Ashwin, Vijay to miss IPL, Kohli out for part of tournament
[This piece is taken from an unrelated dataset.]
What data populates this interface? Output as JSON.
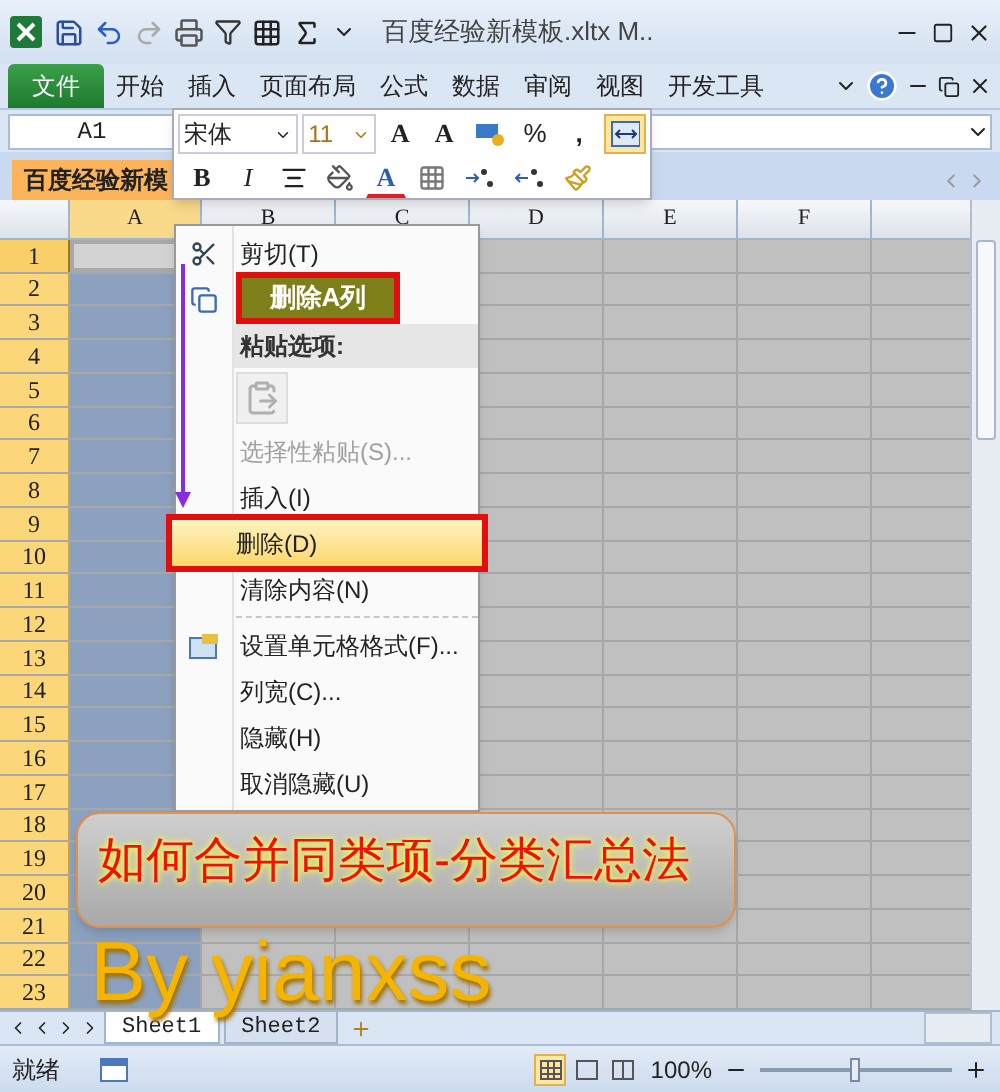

first_img(REUTERS)-India’s bumper 13-test home season has taken a big toll on its players with a host of them set to miss at least part of the Indian Premier League with injuries.Royal Challengers Bangalore will be without captain Virat Kohli for at least the initial phase of the Twenty20 tournament as the India skipper recovers from a shoulder injury that forced him to miss the series-sealing final test win over Australia in Dharamsala.“His recovery will be assessed in the second week of April to determine an exact return to play date for IPL 2017,” the Indian cricket board (BCCI) said in a statement.South African AB de Villiers will lead the side in Kohli’s absence.Bangalore, who have already lost Australia paceman Mitchell Starc to injury, will also be without Lokesh Rahul for the entire tournament, with the India opener likely to undergo surgery on his left shoulder.Rahul’s India opening partner Murali Vijay, who plays for Kings XI Punjab, will undergo wrist surgery and is expected to miss the April 5-May 21 tournament.India spinner Ravichandran Ashwin will sit out the entire campaign for Rising Pune Supergiant as he recovers from groin pain, the BCCI said.Left-arm spinner Ravindra Jadeja and paceman Umesh Yadav will both miss the start of the tournament for Gujarat Lions and Kolkata Knight Riders respectively.Jadeja has problems with his spinning finger, while fast bowler Yadav has right hip and lower back soreness.A number of India’s test cricketers played through pain during the home season which included a 3-0 whitewash of New Zealand and a 4-0 defeat of England in a five-match series.India also beat Bangladesh in a one-off test before a 2-1 victory in a hard-fought four-test series against Australia.last_img read more